Neil and Aileen from across the street have kept journals on their trips and Aileen read me some of her notes. The can-opener was mentioned here again… hmmm! Lots of water is important; they even freeze bottles of water to use as their freezer packs, so that they will have back-up. Aileen likes to take hard-boiled eggs, lots of canned meats, peanut butter, instant hot beverages, condensed milk and packaged soup mixed. She also will cook her meats before freezing them because they will last longer and also use up less fuel to prepare. Another good thought I would add to this would be to pre-marinate any meats in zip-lock bags before freezing: this will save time and mess later.
Almost everyone mentioned sun screen, bug repellent, a hat and a good book. You won’t enjoy even the most gourmet meal if you are burnt to a crisp and covered with bites.
I once watched a woman who had just
left the grocery store ahead of me, drive up to the
recycling bins in the parking lot, open up the back of her
van, and one-by-one remove all of the boxes from her
purchase and recycle them.

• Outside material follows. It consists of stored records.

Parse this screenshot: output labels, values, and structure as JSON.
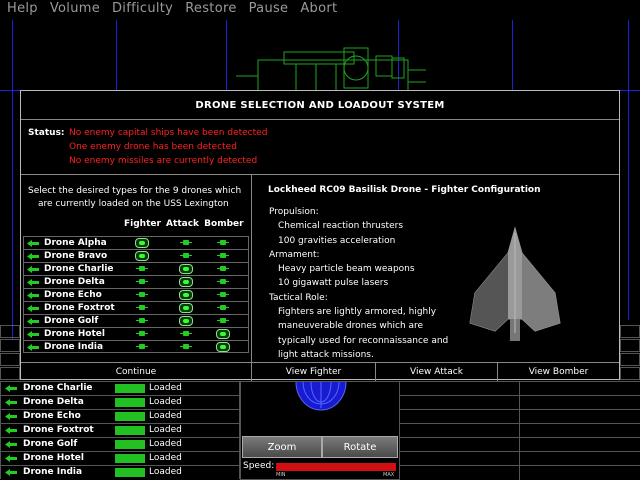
{
  "menu": [
    "Help",
    "Volume",
    "Difficulty",
    "Restore",
    "Pause",
    "Abort"
  ],
  "dialog": {
    "title": "DRONE SELECTION AND LOADOUT SYSTEM",
    "status_label": "Status:",
    "status_lines": [
      "No enemy capital ships have been detected",
      "One enemy drone has been detected",
      "No enemy missiles are currently detected"
    ],
    "instructions_line1": "Select the desired types for the 9 drones which",
    "instructions_line2": "are currently loaded on the USS Lexington",
    "column_headers": "Fighter Attack Bomber",
    "drones": [
      {
        "name": "Drone Alpha",
        "selection": "Fighter"
      },
      {
        "name": "Drone Bravo",
        "selection": "Fighter"
      },
      {
        "name": "Drone Charlie",
        "selection": "Attack"
      },
      {
        "name": "Drone Delta",
        "selection": "Attack"
      },
      {
        "name": "Drone Echo",
        "selection": "Attack"
      },
      {
        "name": "Drone Foxtrot",
        "selection": "Attack"
      },
      {
        "name": "Drone Golf",
        "selection": "Attack"
      },
      {
        "name": "Drone Hotel",
        "selection": "Bomber"
      },
      {
        "name": "Drone India",
        "selection": "Bomber"
      }
    ],
    "craft_title": "Lockheed RC09 Basilisk Drone - Fighter Configuration",
    "description": {
      "propulsion_h": "Propulsion:",
      "propulsion_1": "Chemical reaction thrusters",
      "propulsion_2": "100 gravities acceleration",
      "armament_h": "Armament:",
      "armament_1": "Heavy particle beam weapons",
      "armament_2": "10 gigawatt pulse lasers",
      "role_h": "Tactical Role:",
      "role_1": "Fighters are lightly armored, highly",
      "role_2": "maneuverable drones which are",
      "role_3": "typically used for reconnaissance and",
      "role_4": "light attack missions."
    },
    "buttons": {
      "continue": "Continue",
      "view_fighter": "View Fighter",
      "view_attack": "View Attack",
      "view_bomber": "View Bomber"
    }
  },
  "status_list": [
    {
      "name": "Drone Charlie",
      "status": "Loaded"
    },
    {
      "name": "Drone Delta",
      "status": "Loaded"
    },
    {
      "name": "Drone Echo",
      "status": "Loaded"
    },
    {
      "name": "Drone Foxtrot",
      "status": "Loaded"
    },
    {
      "name": "Drone Golf",
      "status": "Loaded"
    },
    {
      "name": "Drone Hotel",
      "status": "Loaded"
    },
    {
      "name": "Drone India",
      "status": "Loaded"
    }
  ],
  "viewer": {
    "zoom_label": "Zoom",
    "rotate_label": "Rotate",
    "speed_label": "Speed:",
    "speed_min": "MIN",
    "speed_max": "MAX",
    "speed_level": 1.0
  },
  "colors": {
    "status_red": "#ff2020",
    "loaded_green": "#22c022",
    "grid_blue": "#2020d8",
    "speed_red": "#d01010"
  }
}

I thought, “Now that is a great
idea!” So, wherever possible, I have already removed any
extra packaging so that I will have less garbage to deal
with later. I have also unpackaged and portioned out any
meats into ziplock bags to be frozen. For foods requiring
cooking instructions that I know I will never remember
later, I have used sticky labels and have written out brief
directions. That is my piece of advice to pass along to you.